EXERCISE INPUT.
══════════════════════════════

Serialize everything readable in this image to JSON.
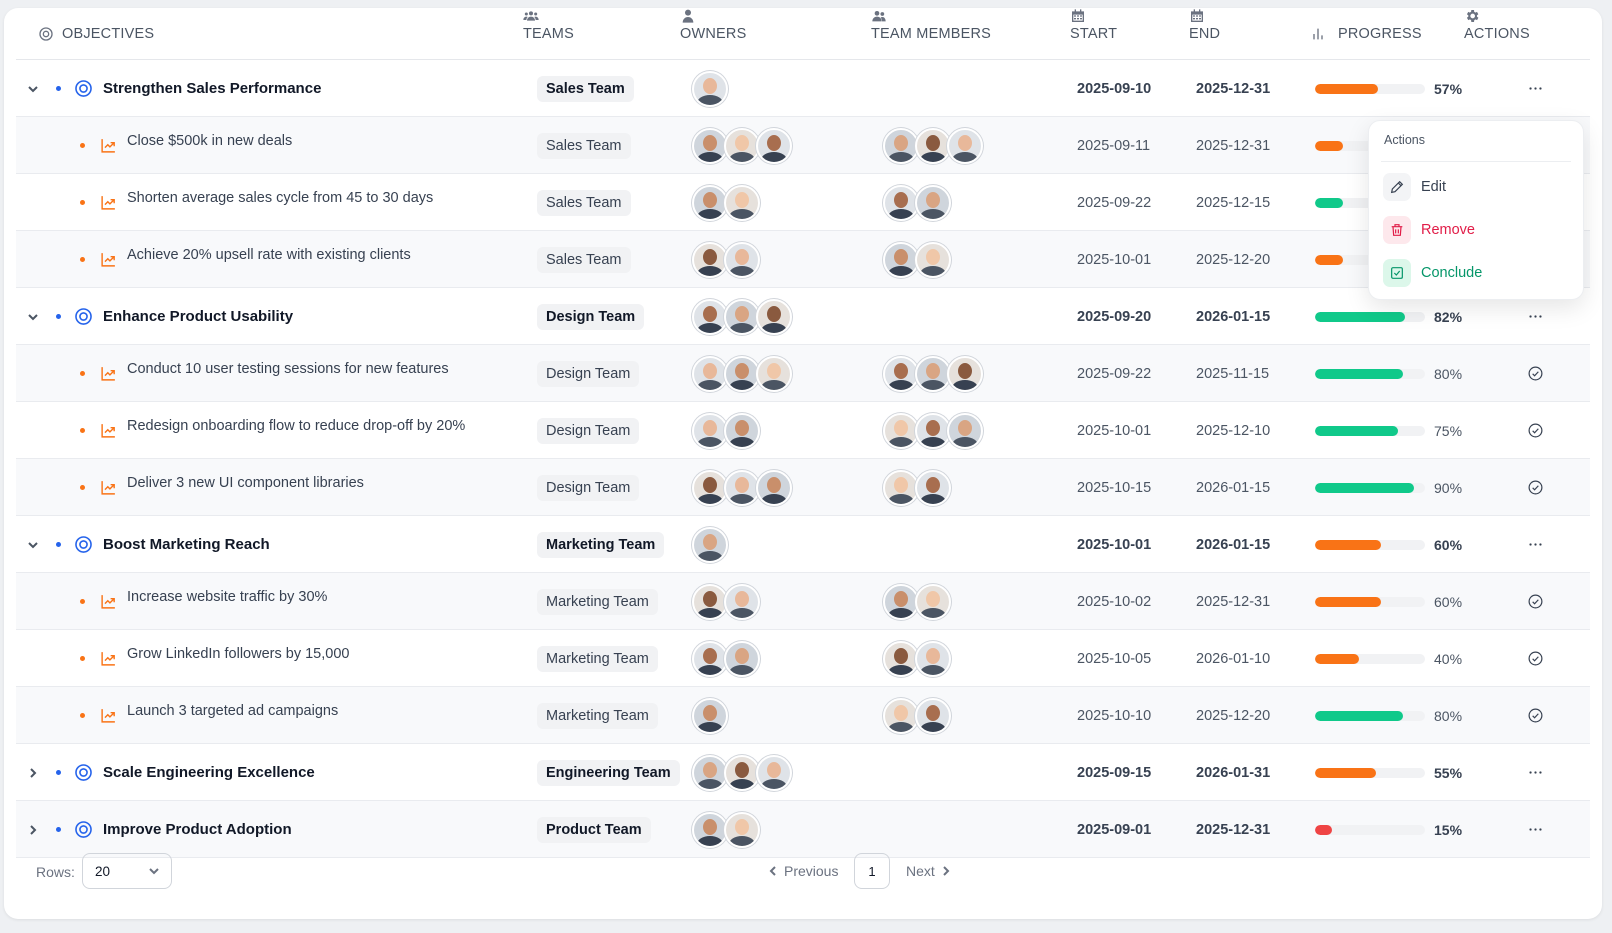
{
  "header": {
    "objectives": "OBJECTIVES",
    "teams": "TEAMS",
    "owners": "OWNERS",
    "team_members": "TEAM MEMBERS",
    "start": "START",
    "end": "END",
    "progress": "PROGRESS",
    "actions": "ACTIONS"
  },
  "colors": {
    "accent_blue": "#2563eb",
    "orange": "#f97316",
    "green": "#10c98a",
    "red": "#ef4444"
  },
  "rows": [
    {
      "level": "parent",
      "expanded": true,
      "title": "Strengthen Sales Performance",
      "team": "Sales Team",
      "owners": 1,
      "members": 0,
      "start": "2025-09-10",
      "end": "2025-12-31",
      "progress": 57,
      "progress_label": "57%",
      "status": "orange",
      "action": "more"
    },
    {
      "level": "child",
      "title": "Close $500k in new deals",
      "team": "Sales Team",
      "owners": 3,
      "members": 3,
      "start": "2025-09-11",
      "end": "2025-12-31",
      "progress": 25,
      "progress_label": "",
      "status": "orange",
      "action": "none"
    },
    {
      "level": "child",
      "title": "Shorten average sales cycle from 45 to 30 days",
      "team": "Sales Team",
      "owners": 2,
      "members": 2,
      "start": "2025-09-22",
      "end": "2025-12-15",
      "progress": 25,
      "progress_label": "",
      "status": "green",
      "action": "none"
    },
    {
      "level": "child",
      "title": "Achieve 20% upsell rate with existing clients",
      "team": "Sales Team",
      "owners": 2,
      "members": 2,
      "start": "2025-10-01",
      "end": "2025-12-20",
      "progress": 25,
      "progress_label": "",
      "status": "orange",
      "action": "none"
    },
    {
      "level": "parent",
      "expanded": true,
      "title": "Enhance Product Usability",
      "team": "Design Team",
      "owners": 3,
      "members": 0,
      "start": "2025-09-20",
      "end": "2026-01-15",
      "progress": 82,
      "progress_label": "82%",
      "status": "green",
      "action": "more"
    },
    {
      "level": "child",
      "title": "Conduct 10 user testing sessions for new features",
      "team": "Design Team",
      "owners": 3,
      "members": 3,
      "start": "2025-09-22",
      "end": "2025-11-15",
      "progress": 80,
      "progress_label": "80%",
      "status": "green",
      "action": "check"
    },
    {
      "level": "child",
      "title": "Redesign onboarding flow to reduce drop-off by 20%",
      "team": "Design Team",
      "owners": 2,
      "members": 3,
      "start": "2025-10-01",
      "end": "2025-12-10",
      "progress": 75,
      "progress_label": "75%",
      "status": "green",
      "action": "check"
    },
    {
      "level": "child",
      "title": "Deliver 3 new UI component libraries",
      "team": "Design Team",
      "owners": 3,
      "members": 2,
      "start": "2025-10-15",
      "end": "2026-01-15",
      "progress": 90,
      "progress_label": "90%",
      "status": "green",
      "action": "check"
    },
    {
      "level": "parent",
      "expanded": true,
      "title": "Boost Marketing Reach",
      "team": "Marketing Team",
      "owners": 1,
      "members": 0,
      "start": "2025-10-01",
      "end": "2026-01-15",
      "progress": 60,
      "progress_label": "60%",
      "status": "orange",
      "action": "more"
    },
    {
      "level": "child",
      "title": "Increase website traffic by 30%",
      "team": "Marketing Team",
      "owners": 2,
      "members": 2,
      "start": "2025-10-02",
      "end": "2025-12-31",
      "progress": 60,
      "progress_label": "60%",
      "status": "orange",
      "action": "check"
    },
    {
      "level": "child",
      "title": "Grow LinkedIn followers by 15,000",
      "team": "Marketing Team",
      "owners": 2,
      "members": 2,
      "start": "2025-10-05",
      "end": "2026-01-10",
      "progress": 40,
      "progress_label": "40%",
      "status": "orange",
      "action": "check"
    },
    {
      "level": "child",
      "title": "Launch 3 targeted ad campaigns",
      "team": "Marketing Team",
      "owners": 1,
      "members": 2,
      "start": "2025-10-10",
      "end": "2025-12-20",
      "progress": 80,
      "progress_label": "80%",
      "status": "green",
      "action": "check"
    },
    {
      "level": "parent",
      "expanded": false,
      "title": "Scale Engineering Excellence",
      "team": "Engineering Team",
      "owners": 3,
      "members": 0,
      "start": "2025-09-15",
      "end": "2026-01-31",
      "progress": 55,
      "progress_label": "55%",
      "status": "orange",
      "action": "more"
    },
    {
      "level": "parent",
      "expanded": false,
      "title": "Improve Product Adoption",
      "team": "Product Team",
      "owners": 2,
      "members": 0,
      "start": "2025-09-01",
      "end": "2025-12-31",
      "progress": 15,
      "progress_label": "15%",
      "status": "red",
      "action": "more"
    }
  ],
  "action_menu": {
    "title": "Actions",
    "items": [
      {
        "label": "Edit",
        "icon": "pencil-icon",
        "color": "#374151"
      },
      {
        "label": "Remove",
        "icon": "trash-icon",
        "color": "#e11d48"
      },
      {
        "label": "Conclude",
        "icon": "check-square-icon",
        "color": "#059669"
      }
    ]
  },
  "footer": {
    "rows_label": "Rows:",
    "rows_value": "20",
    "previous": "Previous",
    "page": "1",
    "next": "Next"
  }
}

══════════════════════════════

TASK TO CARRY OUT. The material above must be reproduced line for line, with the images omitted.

OUTPUT FOR THIS TASK.
Serialize everything readable in this image to JSON.
{
  "header": {
    "objectives": "OBJECTIVES",
    "teams": "TEAMS",
    "owners": "OWNERS",
    "team_members": "TEAM MEMBERS",
    "start": "START",
    "end": "END",
    "progress": "PROGRESS",
    "actions": "ACTIONS"
  },
  "colors": {
    "accent_blue": "#2563eb",
    "orange": "#f97316",
    "green": "#10c98a",
    "red": "#ef4444"
  },
  "rows": [
    {
      "level": "parent",
      "expanded": true,
      "title": "Strengthen Sales Performance",
      "team": "Sales Team",
      "owners": 1,
      "members": 0,
      "start": "2025-09-10",
      "end": "2025-12-31",
      "progress": 57,
      "progress_label": "57%",
      "status": "orange",
      "action": "more"
    },
    {
      "level": "child",
      "title": "Close $500k in new deals",
      "team": "Sales Team",
      "owners": 3,
      "members": 3,
      "start": "2025-09-11",
      "end": "2025-12-31",
      "progress": 25,
      "progress_label": "",
      "status": "orange",
      "action": "none"
    },
    {
      "level": "child",
      "title": "Shorten average sales cycle from 45 to 30 days",
      "team": "Sales Team",
      "owners": 2,
      "members": 2,
      "start": "2025-09-22",
      "end": "2025-12-15",
      "progress": 25,
      "progress_label": "",
      "status": "green",
      "action": "none"
    },
    {
      "level": "child",
      "title": "Achieve 20% upsell rate with existing clients",
      "team": "Sales Team",
      "owners": 2,
      "members": 2,
      "start": "2025-10-01",
      "end": "2025-12-20",
      "progress": 25,
      "progress_label": "",
      "status": "orange",
      "action": "none"
    },
    {
      "level": "parent",
      "expanded": true,
      "title": "Enhance Product Usability",
      "team": "Design Team",
      "owners": 3,
      "members": 0,
      "start": "2025-09-20",
      "end": "2026-01-15",
      "progress": 82,
      "progress_label": "82%",
      "status": "green",
      "action": "more"
    },
    {
      "level": "child",
      "title": "Conduct 10 user testing sessions for new features",
      "team": "Design Team",
      "owners": 3,
      "members": 3,
      "start": "2025-09-22",
      "end": "2025-11-15",
      "progress": 80,
      "progress_label": "80%",
      "status": "green",
      "action": "check"
    },
    {
      "level": "child",
      "title": "Redesign onboarding flow to reduce drop-off by 20%",
      "team": "Design Team",
      "owners": 2,
      "members": 3,
      "start": "2025-10-01",
      "end": "2025-12-10",
      "progress": 75,
      "progress_label": "75%",
      "status": "green",
      "action": "check"
    },
    {
      "level": "child",
      "title": "Deliver 3 new UI component libraries",
      "team": "Design Team",
      "owners": 3,
      "members": 2,
      "start": "2025-10-15",
      "end": "2026-01-15",
      "progress": 90,
      "progress_label": "90%",
      "status": "green",
      "action": "check"
    },
    {
      "level": "parent",
      "expanded": true,
      "title": "Boost Marketing Reach",
      "team": "Marketing Team",
      "owners": 1,
      "members": 0,
      "start": "2025-10-01",
      "end": "2026-01-15",
      "progress": 60,
      "progress_label": "60%",
      "status": "orange",
      "action": "more"
    },
    {
      "level": "child",
      "title": "Increase website traffic by 30%",
      "team": "Marketing Team",
      "owners": 2,
      "members": 2,
      "start": "2025-10-02",
      "end": "2025-12-31",
      "progress": 60,
      "progress_label": "60%",
      "status": "orange",
      "action": "check"
    },
    {
      "level": "child",
      "title": "Grow LinkedIn followers by 15,000",
      "team": "Marketing Team",
      "owners": 2,
      "members": 2,
      "start": "2025-10-05",
      "end": "2026-01-10",
      "progress": 40,
      "progress_label": "40%",
      "status": "orange",
      "action": "check"
    },
    {
      "level": "child",
      "title": "Launch 3 targeted ad campaigns",
      "team": "Marketing Team",
      "owners": 1,
      "members": 2,
      "start": "2025-10-10",
      "end": "2025-12-20",
      "progress": 80,
      "progress_label": "80%",
      "status": "green",
      "action": "check"
    },
    {
      "level": "parent",
      "expanded": false,
      "title": "Scale Engineering Excellence",
      "team": "Engineering Team",
      "owners": 3,
      "members": 0,
      "start": "2025-09-15",
      "end": "2026-01-31",
      "progress": 55,
      "progress_label": "55%",
      "status": "orange",
      "action": "more"
    },
    {
      "level": "parent",
      "expanded": false,
      "title": "Improve Product Adoption",
      "team": "Product Team",
      "owners": 2,
      "members": 0,
      "start": "2025-09-01",
      "end": "2025-12-31",
      "progress": 15,
      "progress_label": "15%",
      "status": "red",
      "action": "more"
    }
  ],
  "action_menu": {
    "title": "Actions",
    "items": [
      {
        "label": "Edit",
        "icon": "pencil-icon",
        "color": "#374151"
      },
      {
        "label": "Remove",
        "icon": "trash-icon",
        "color": "#e11d48"
      },
      {
        "label": "Conclude",
        "icon": "check-square-icon",
        "color": "#059669"
      }
    ]
  },
  "footer": {
    "rows_label": "Rows:",
    "rows_value": "20",
    "previous": "Previous",
    "page": "1",
    "next": "Next"
  }
}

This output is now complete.